Assessment is the systematic collection, review, and use of information for the purpose of seeking continuous improvement.  In the assessment process, units identify goals they wish to accomplish, measure objectives to attain their goals, and use the collected results to develop recommendations for self-improvement.

All Carson-Newman University campus stakeholders benefit from assessment.

Students benefit when academic programs, student support services, and administrative units are continuously improved.

Administrative units, schools, departments, and programs benefit by identifying areas for improvement and undertaking the necessary actions.

The university as a whole benefits as the assessment process demonstrates to internal and external stakeholders that the university is committed to seeking improvement to the student educational experience.

A “goal” is a big picture, general expectation.

Program goals are statements identifying any aim of the program that is not related to student learning.

Department or Administrative unit goals are broad statements identifying any aims or “big picture” items that the department or administrative unit wants to accomplish.
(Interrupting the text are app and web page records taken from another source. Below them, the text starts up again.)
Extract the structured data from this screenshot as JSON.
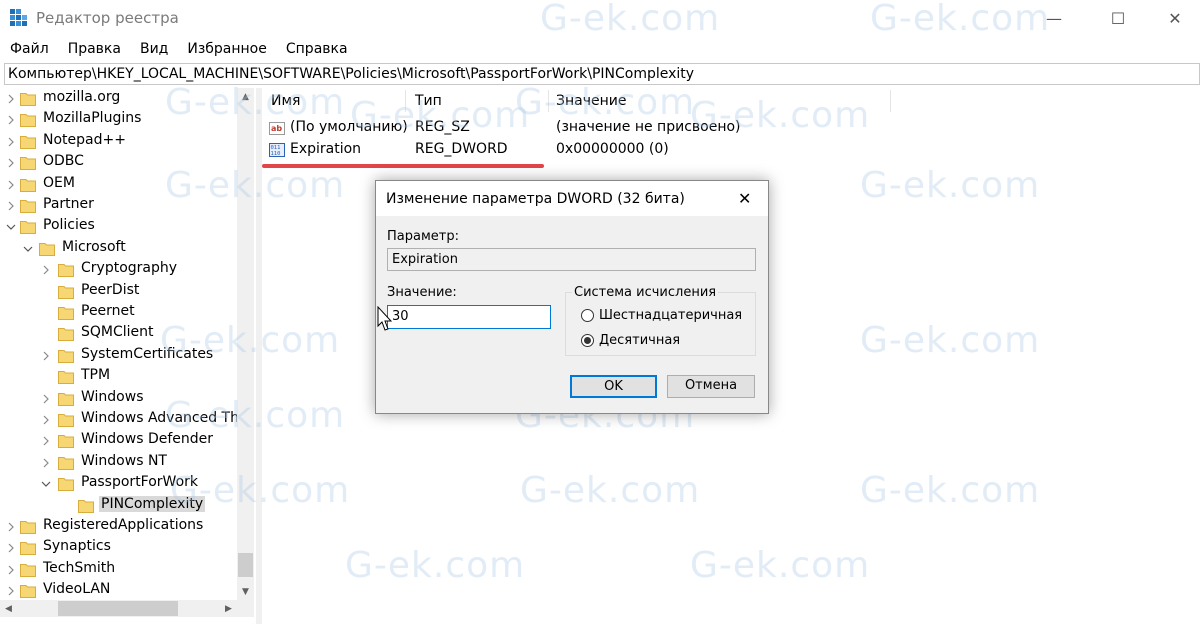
{
  "window": {
    "title": "Редактор реестра"
  },
  "menu": [
    "Файл",
    "Правка",
    "Вид",
    "Избранное",
    "Справка"
  ],
  "address": "Компьютер\\HKEY_LOCAL_MACHINE\\SOFTWARE\\Policies\\Microsoft\\PassportForWork\\PINComplexity",
  "tree": [
    {
      "label": "mozilla.org",
      "level": 0,
      "expand": "collapsed"
    },
    {
      "label": "MozillaPlugins",
      "level": 0,
      "expand": "collapsed"
    },
    {
      "label": "Notepad++",
      "level": 0,
      "expand": "collapsed"
    },
    {
      "label": "ODBC",
      "level": 0,
      "expand": "collapsed"
    },
    {
      "label": "OEM",
      "level": 0,
      "expand": "collapsed"
    },
    {
      "label": "Partner",
      "level": 0,
      "expand": "collapsed"
    },
    {
      "label": "Policies",
      "level": 0,
      "expand": "expanded"
    },
    {
      "label": "Microsoft",
      "level": 1,
      "expand": "expanded"
    },
    {
      "label": "Cryptography",
      "level": 2,
      "expand": "collapsed"
    },
    {
      "label": "PeerDist",
      "level": 2,
      "expand": "none"
    },
    {
      "label": "Peernet",
      "level": 2,
      "expand": "none"
    },
    {
      "label": "SQMClient",
      "level": 2,
      "expand": "none"
    },
    {
      "label": "SystemCertificates",
      "level": 2,
      "expand": "collapsed"
    },
    {
      "label": "TPM",
      "level": 2,
      "expand": "none"
    },
    {
      "label": "Windows",
      "level": 2,
      "expand": "collapsed"
    },
    {
      "label": "Windows Advanced Thre",
      "level": 2,
      "expand": "collapsed"
    },
    {
      "label": "Windows Defender",
      "level": 2,
      "expand": "collapsed"
    },
    {
      "label": "Windows NT",
      "level": 2,
      "expand": "collapsed"
    },
    {
      "label": "PassportForWork",
      "level": 2,
      "expand": "expanded"
    },
    {
      "label": "PINComplexity",
      "level": 3,
      "expand": "none",
      "selected": true
    },
    {
      "label": "RegisteredApplications",
      "level": 0,
      "expand": "collapsed"
    },
    {
      "label": "Synaptics",
      "level": 0,
      "expand": "collapsed"
    },
    {
      "label": "TechSmith",
      "level": 0,
      "expand": "collapsed"
    },
    {
      "label": "VideoLAN",
      "level": 0,
      "expand": "collapsed"
    }
  ],
  "list": {
    "columns": [
      "Имя",
      "Тип",
      "Значение"
    ],
    "rows": [
      {
        "icon": "string-value-icon",
        "name": "(По умолчанию)",
        "type": "REG_SZ",
        "value": "(значение не присвоено)"
      },
      {
        "icon": "dword-value-icon",
        "name": "Expiration",
        "type": "REG_DWORD",
        "value": "0x00000000 (0)"
      }
    ]
  },
  "watermark": "G-ek.com",
  "dialog": {
    "title": "Изменение параметра DWORD (32 бита)",
    "param_label": "Параметр:",
    "param_value": "Expiration",
    "value_label": "Значение:",
    "value": "30",
    "base_label": "Система исчисления",
    "radio_hex": "Шестнадцатеричная",
    "radio_dec": "Десятичная",
    "selected_base": "dec",
    "ok": "OK",
    "cancel": "Отмена"
  },
  "colors": {
    "highlight": "#e0464a",
    "accent": "#0078d7",
    "folder": "#f7d774"
  }
}
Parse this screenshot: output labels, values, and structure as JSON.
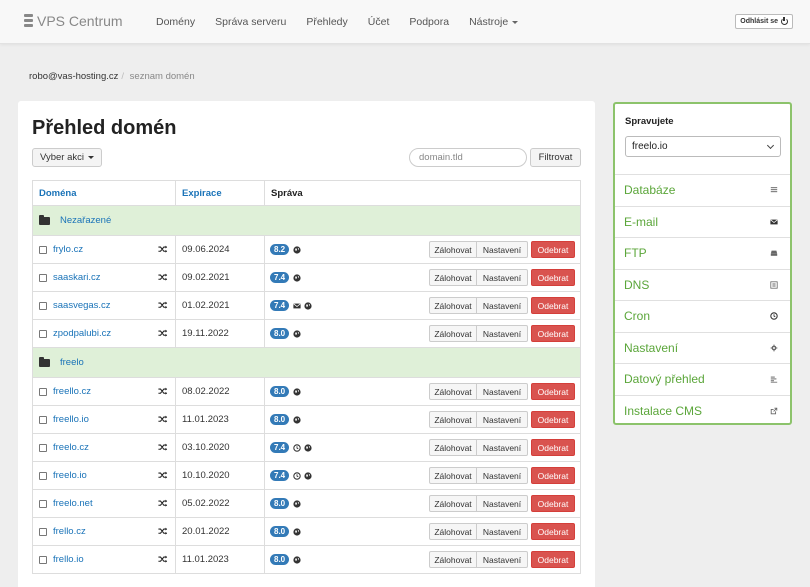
{
  "brand": "VPS Centrum",
  "nav": [
    "Domény",
    "Správa serveru",
    "Přehledy",
    "Účet",
    "Podpora",
    "Nástroje"
  ],
  "logout_label": "Odhlásit se",
  "breadcrumb": {
    "user": "robo@vas-hosting.cz",
    "current": "seznam domén"
  },
  "main": {
    "title": "Přehled domén",
    "actions_label": "Vyber akci",
    "filter_placeholder": "domain.tld",
    "filter_button": "Filtrovat",
    "columns": [
      "Doména",
      "Expirace",
      "Správa"
    ],
    "buttons": {
      "backup": "Zálohovat",
      "settings": "Nastavení",
      "remove": "Odebrat"
    },
    "groups": [
      {
        "name": "Nezařazené",
        "rows": [
          {
            "domain": "frylo.cz",
            "expiry": "09.06.2024",
            "php": "8.2",
            "icons": [
              "globe-icon"
            ]
          },
          {
            "domain": "saaskari.cz",
            "expiry": "09.02.2021",
            "php": "7.4",
            "icons": [
              "globe-icon"
            ]
          },
          {
            "domain": "saasvegas.cz",
            "expiry": "01.02.2021",
            "php": "7.4",
            "icons": [
              "mail-icon",
              "globe-icon"
            ]
          },
          {
            "domain": "zpodpalubi.cz",
            "expiry": "19.11.2022",
            "php": "8.0",
            "icons": [
              "globe-icon"
            ]
          }
        ]
      },
      {
        "name": "freelo",
        "rows": [
          {
            "domain": "freello.cz",
            "expiry": "08.02.2022",
            "php": "8.0",
            "icons": [
              "globe-icon"
            ]
          },
          {
            "domain": "freello.io",
            "expiry": "11.01.2023",
            "php": "8.0",
            "icons": [
              "globe-icon"
            ]
          },
          {
            "domain": "freelo.cz",
            "expiry": "03.10.2020",
            "php": "7.4",
            "icons": [
              "clock-icon",
              "globe-icon"
            ]
          },
          {
            "domain": "freelo.io",
            "expiry": "10.10.2020",
            "php": "7.4",
            "icons": [
              "clock-icon",
              "globe-icon"
            ]
          },
          {
            "domain": "freelo.net",
            "expiry": "05.02.2022",
            "php": "8.0",
            "icons": [
              "globe-icon"
            ]
          },
          {
            "domain": "frello.cz",
            "expiry": "20.01.2022",
            "php": "8.0",
            "icons": [
              "globe-icon"
            ]
          },
          {
            "domain": "frello.io",
            "expiry": "11.01.2023",
            "php": "8.0",
            "icons": [
              "globe-icon"
            ]
          }
        ]
      }
    ]
  },
  "sidebar": {
    "title": "Spravujete",
    "selected_domain": "freelo.io",
    "items": [
      {
        "label": "Databáze",
        "icon": "database-icon"
      },
      {
        "label": "E-mail",
        "icon": "mail-icon"
      },
      {
        "label": "FTP",
        "icon": "drive-icon"
      },
      {
        "label": "DNS",
        "icon": "list-icon"
      },
      {
        "label": "Cron",
        "icon": "clock-icon"
      },
      {
        "label": "Nastavení",
        "icon": "gear-icon"
      },
      {
        "label": "Datový přehled",
        "icon": "chart-icon"
      },
      {
        "label": "Instalace CMS",
        "icon": "external-icon"
      }
    ]
  },
  "colors": {
    "accent_green": "#8cc36b",
    "link": "#1a73b8",
    "badge": "#337ab7",
    "danger": "#d9534f",
    "group_bg": "#dff0d8"
  }
}
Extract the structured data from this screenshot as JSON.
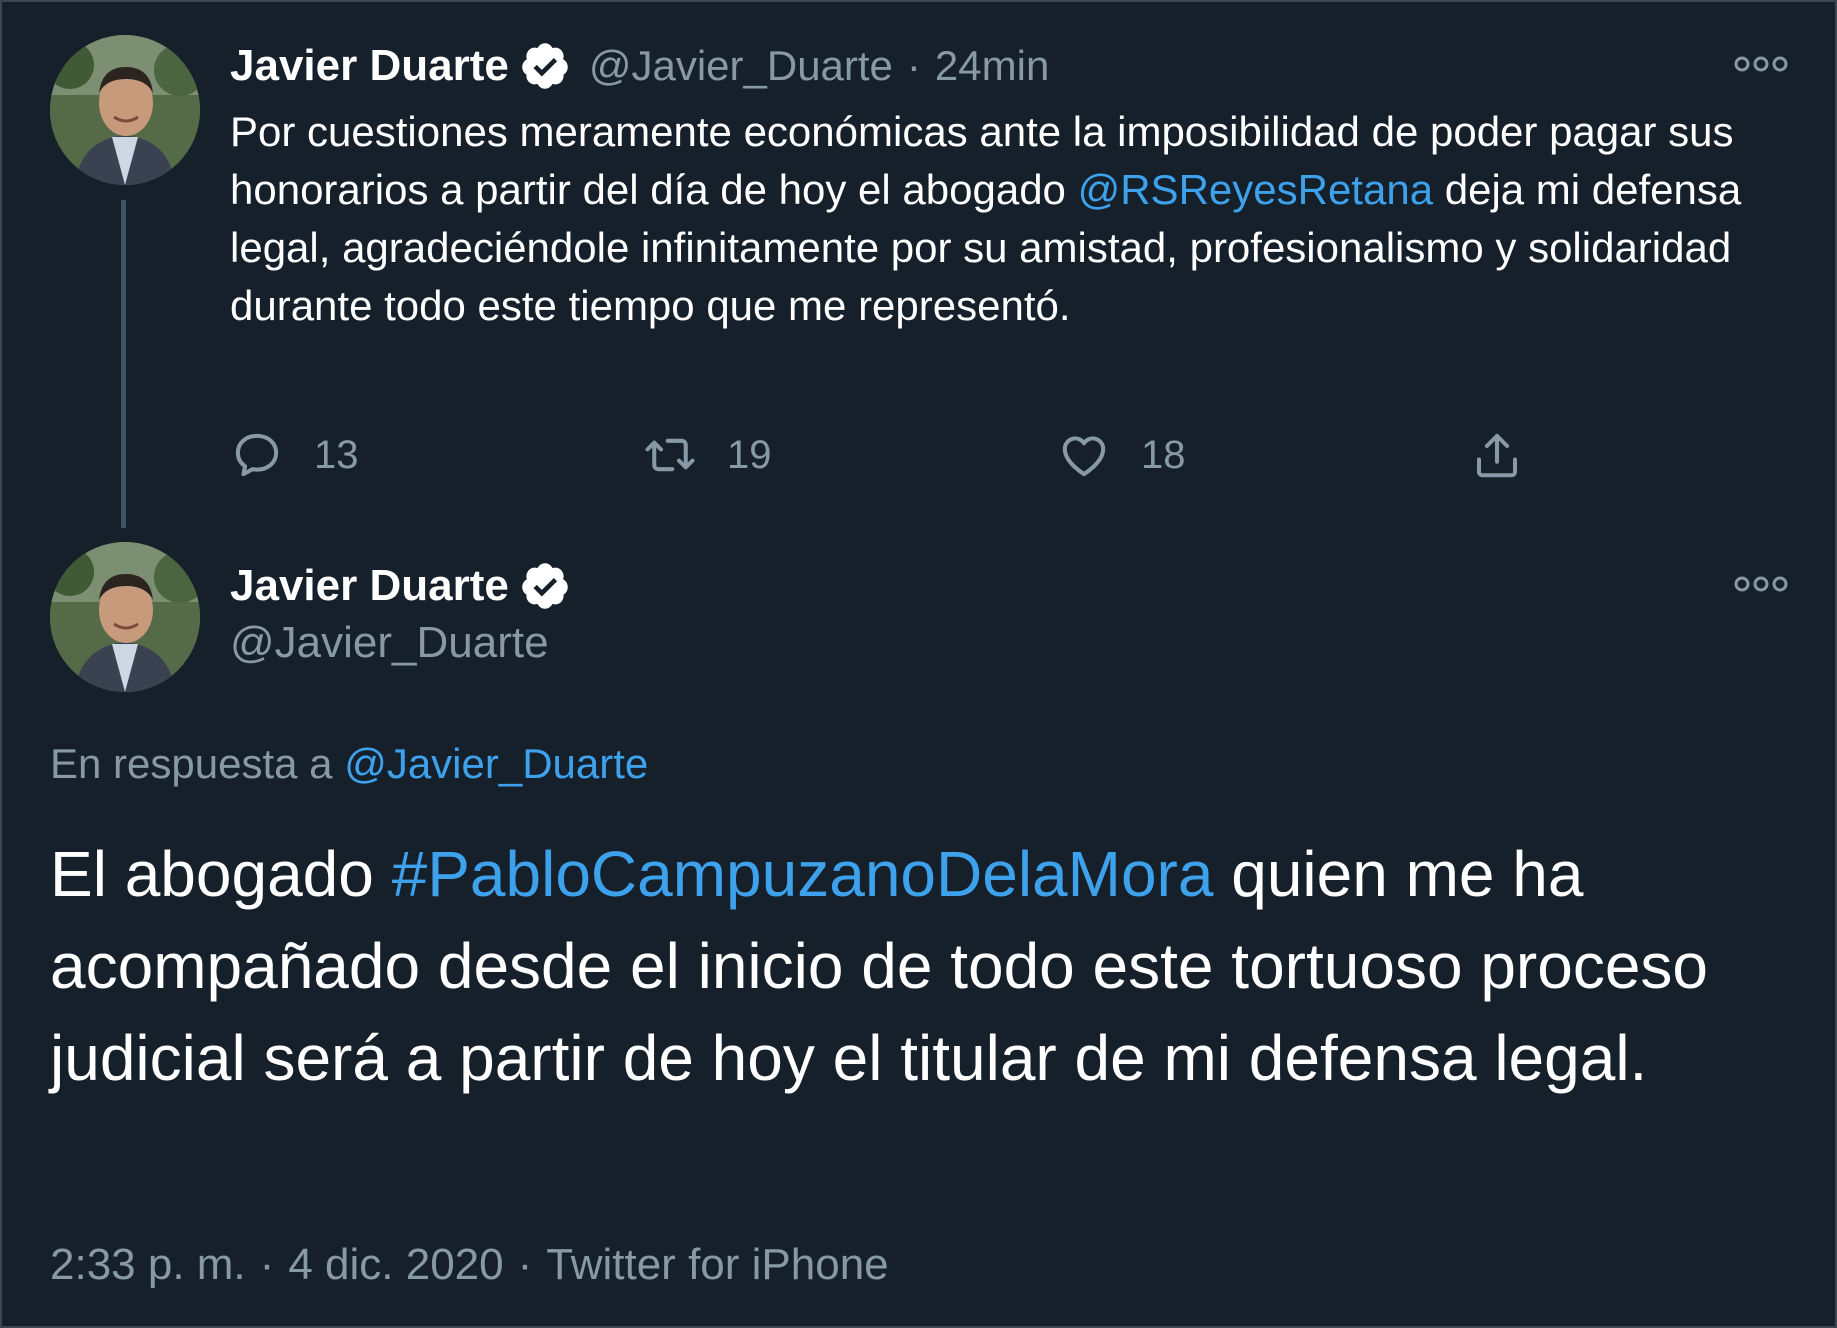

An expected outcome/target is a specific and detailed statement of intent or purpose that the academic program or administrative unit expects to achieve.  Expected outcomes/targets must be measurable and aligned with the stated goals.

Results are the data resulting form the assessment measures and are used to determine whether the expected outcome/target was successfully met.  Results should be detailed and clearly define what was discovered in order to identify areas for improvement.

Recommendations for improvement are the next steps to be taken in the following assessment cycle in response to the assessment results.  Recommendations for improvement should be driven by assessment results for that particular objective and should explicitly relate to improving that objective.

Yes!  The process of assessment is not one in which the process is merely self-congratulatory, nor is it a means for the program or administrative unit to document only the areas in which they are successful.  Programs and administrative units are expected to examine what is important to their success and honestly report the level to which they are accomplishing their goals.

Direct Measures are instruments, processes, or mechanisms used to determine whether an objective was actually met, and provide concrete evidence of the degree of attainment of an objective.  Examples include exams, papers, projects, observations, performances, etc.

Indirect Measures are instruments used to determine whether an objective was perceived to have been met and provides indirect evidence of the degree of attainment of an objective.  Examples include surveys that ask students or alums how well they thought they learned, tracks graduate data, etc.

Carson-Newman faculty and staff will find assessment forms and checklists on EagleNet.

EagleNet > Faculty and Staff Documents > Assessment Forms

Please contact the Office of Institutional Effectiveness with your questions: (865) 471-3219